Monday, July 17, 2006

Temple divorce II

Reiterating some thoughts shared elsewhere...

I am vitally interested in these questions. While I have implicit faith that Heavenly Father will eventually help us understand all the implications, I don't know exactly what a divorce means in terms of my temple covenants.

For myself, I suppose that civil divorce from a temple marriage is relatively meaningless, in the eternal scheme of things. This is an act intended to cover a situation that can only exist in this temporary state. I am thinking that perhaps Jesus' words about divorce in the New Testament have strong application to the idea of cancelling a temple sealing. He said that the followers of Moses were given permission to divorce only because they stubbornly and wilfully insisted. I don't believe this was to their credit, and the pervasiveness of divorce in our society has similar significance.

I prefer to think that I stand assured of the blessings that have been promised, if I keep myself worthy, regardless of the acts or worthiness of others. While I cannot imagine exactly how these blessings will come about, I trust that it is so. My temple covenants are eternal. They cannot be abrogated or compromised by decrees of civil law, nor by the faithlessness of others. It is a fundamental doctrine of the gospel that we are accountable for our own acts, and will not be punished for the misdeeds of others.

Yet it stands to reason that we could not have any kind of eternal relationship - as in my case, given the fact that my exwife and I could not even survive a couple of decades of trial here. Alma counsels that "this life is the time for men to prepare to meet God" and that the same spirit which possesses our bodies now will continue with us in the worlds to come. Our marital relations will not undergo some miraculous transformation at the last day. Impossible to guess now how these difficulties will be worked out, but they must be, and will be, eventually.

It may be that some of our struggle with a rationale for divorced and fragmented families stems from our inability to understand the real nature of celestial marriage. I suppose what we can picture now is a very simplified version of what life with Heavenly Father will really be. We strive to model our earthly families after the form and function of the celestial, as far as we can envision that environment. From my perspective, this is a good thing to look forward to-things can only get better. (And I find myself feeling as though they could not get much worse, just now.)

I will always wonder, though: If I was really a good person, perhaps these evil things would not have happened to me. During the time when I was happily married - and it was quite a long stretch - I often expressed in prayers my gratitude for such a good marriage. What can I say now? Thanks for the memories, it was good while it lasted? I just don't feel as if "Better luck next time" is a very comforting thought.
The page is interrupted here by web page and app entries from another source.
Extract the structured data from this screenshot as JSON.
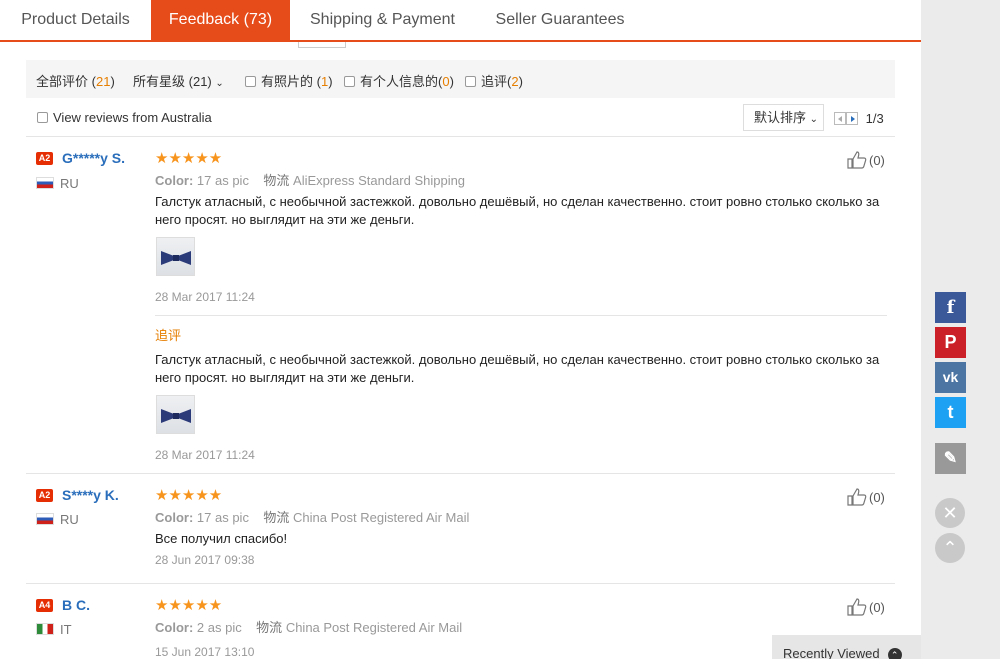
{
  "tabs": [
    {
      "label": "Product Details",
      "active": false
    },
    {
      "label": "Feedback (73)",
      "active": true
    },
    {
      "label": "Shipping & Payment",
      "active": false
    },
    {
      "label": "Seller Guarantees",
      "active": false
    }
  ],
  "filters": {
    "all_label": "全部评价",
    "all_count": "21",
    "stars_label": "所有星级",
    "stars_count": "(21)",
    "photos_label": "有照片的",
    "photos_count": "1",
    "personal_label": "有个人信息的",
    "personal_count": "0",
    "followup_label": "追评",
    "followup_count": "2"
  },
  "australia_label": "View reviews from Australia",
  "sort_label": "默认排序",
  "pager": "1/3",
  "reviews": [
    {
      "level": "A2",
      "name": "G*****y S.",
      "country": "RU",
      "color_label": "Color:",
      "color_value": "17 as pic",
      "shipping_label": "物流",
      "shipping_value": "AliExpress Standard Shipping",
      "text": "Галстук атласный, с необычной застежкой. довольно дешёвый, но сделан качественно. стоит ровно столько сколько за него просят. но выглядит на эти же деньги.",
      "date": "28 Mar 2017 11:24",
      "likes": "(0)",
      "followup_label": "追评",
      "followup_text": "Галстук атласный, с необычной застежкой. довольно дешёвый, но сделан качественно. стоит ровно столько сколько за него просят. но выглядит на эти же деньги.",
      "followup_date": "28 Mar 2017 11:24"
    },
    {
      "level": "A2",
      "name": "S****y K.",
      "country": "RU",
      "color_label": "Color:",
      "color_value": "17 as pic",
      "shipping_label": "物流",
      "shipping_value": "China Post Registered Air Mail",
      "text": "Все получил спасибо!",
      "date": "28 Jun 2017 09:38",
      "likes": "(0)"
    },
    {
      "level": "A4",
      "name": "B C.",
      "country": "IT",
      "color_label": "Color:",
      "color_value": "2 as pic",
      "shipping_label": "物流",
      "shipping_value": "China Post Registered Air Mail",
      "date": "15 Jun 2017 13:10",
      "likes": "(0)"
    }
  ],
  "rating_stars": "★★★★★",
  "sidebar": {
    "facebook": "f",
    "pinterest": "P",
    "vk": "vk",
    "twitter": "t",
    "edit": "✎",
    "close": "✕",
    "top": "⌃"
  },
  "recently_viewed": "Recently Viewed",
  "colors": {
    "accent": "#e64b1a",
    "link": "#2a6ebb",
    "star": "#f7941d",
    "facebook": "#3b5998",
    "pinterest": "#cb2027",
    "vk": "#4c75a3",
    "twitter": "#1da1f2"
  }
}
Anonymous said...

Mormons that are civilly married and a few years later married/sealed in the Mormon Temple (spiritual marriage binding for eternity) and divorce by civil law years later, still be considered spiritually married like the FLDS group in Texas? Are they polygamists if they remarry? Because if they are, I am a polygamist and so is my ex-husband and a lot of other Mormons. Try thousands, because the Church recognizes the sealing as husband, wife and family even after the civil divorce.
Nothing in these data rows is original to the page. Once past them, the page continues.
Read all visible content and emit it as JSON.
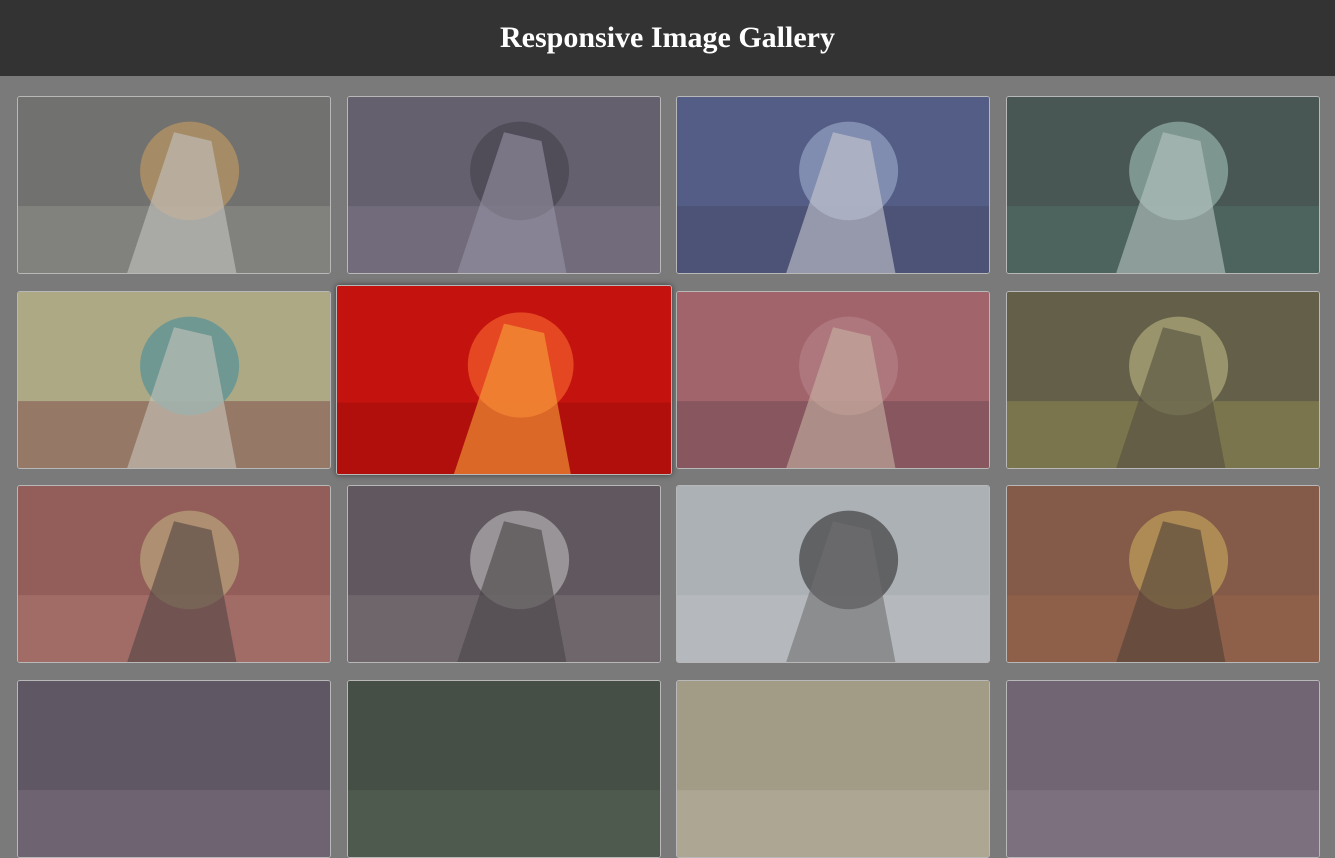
{
  "header": {
    "title": "Responsive Image Gallery"
  },
  "gallery": {
    "images": [
      {
        "name": "white-horse-sun",
        "colors": [
          "#6e6e6a",
          "#9a9a94",
          "#d8a35a",
          "#efefe8"
        ]
      },
      {
        "name": "spider-web",
        "colors": [
          "#5a5368",
          "#7e7590",
          "#322c3e",
          "#a9a2bd"
        ]
      },
      {
        "name": "ice-warrior-moon",
        "colors": [
          "#3f4f8d",
          "#2e3462",
          "#9eb2e4",
          "#f1f3ff"
        ]
      },
      {
        "name": "serpent-goddess",
        "colors": [
          "#2e463f",
          "#3f6a5e",
          "#9fc7bd",
          "#d9efe9"
        ]
      },
      {
        "name": "dragons-yellow",
        "colors": [
          "#c9c38a",
          "#8b3c3a",
          "#4aa0aa",
          "#f2f0e0"
        ]
      },
      {
        "name": "fire-woman-red",
        "colors": [
          "#c4130e",
          "#a20c09",
          "#f05a2a",
          "#f7a33a"
        ],
        "highlight": true
      },
      {
        "name": "wolf-pink-city",
        "colors": [
          "#b85a64",
          "#6e3344",
          "#d1818a",
          "#f1d1b9"
        ]
      },
      {
        "name": "antlered-reaper",
        "colors": [
          "#5a5230",
          "#9a8e3e",
          "#c8c07a",
          "#403a22"
        ]
      },
      {
        "name": "angel-hammer",
        "colors": [
          "#a2504a",
          "#c9756d",
          "#d8b47a",
          "#3d2a28"
        ]
      },
      {
        "name": "crystal-knight",
        "colors": [
          "#544850",
          "#7e7078",
          "#c8c2c6",
          "#2e282c"
        ]
      },
      {
        "name": "horned-queen",
        "colors": [
          "#c8cfd6",
          "#e1e6ea",
          "#2e2e30",
          "#6a6a6e"
        ]
      },
      {
        "name": "sun-god-hands",
        "colors": [
          "#8a4a2e",
          "#a85a34",
          "#e0b04a",
          "#3a2418"
        ]
      },
      {
        "name": "row4-a",
        "colors": [
          "#54465a",
          "#7a6a80"
        ]
      },
      {
        "name": "row4-b",
        "colors": [
          "#2a3a2a",
          "#3f5a3f"
        ]
      },
      {
        "name": "row4-c",
        "colors": [
          "#b9ae8e",
          "#d6cdb0"
        ]
      },
      {
        "name": "row4-d",
        "colors": [
          "#6e5a70",
          "#8c7892"
        ]
      }
    ]
  }
}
Jim Cobabe said...


"Spiritually married" is not well defined, in my thinking. From the point of view of those who are married to multiple partners, but in a sequence of relationships, I believe this cannot rightly be equated with "polygamy". Plural marriage sanctioned simultaneous cohabitation. To me the implications of that quality made it unique.

What the Church "recognizes" is also poorly defined. On my official records, my former children are still listed as related to me, though for reasons of their own, they no longer use the names I originally gave them.

My former spouse is not listed on my record, though I presume we are still "officially" sealed.

It does not matter -- to me, that distinction is all but pointless, and effectively meaningless. My former spouse renounced her covenants and sold her marriage rights to obtain a civil divorce. She cannot come back later and claim that she has unchanged her mind. How would she go about such a thing? Hire a lawyer to force me to be legally married to her again?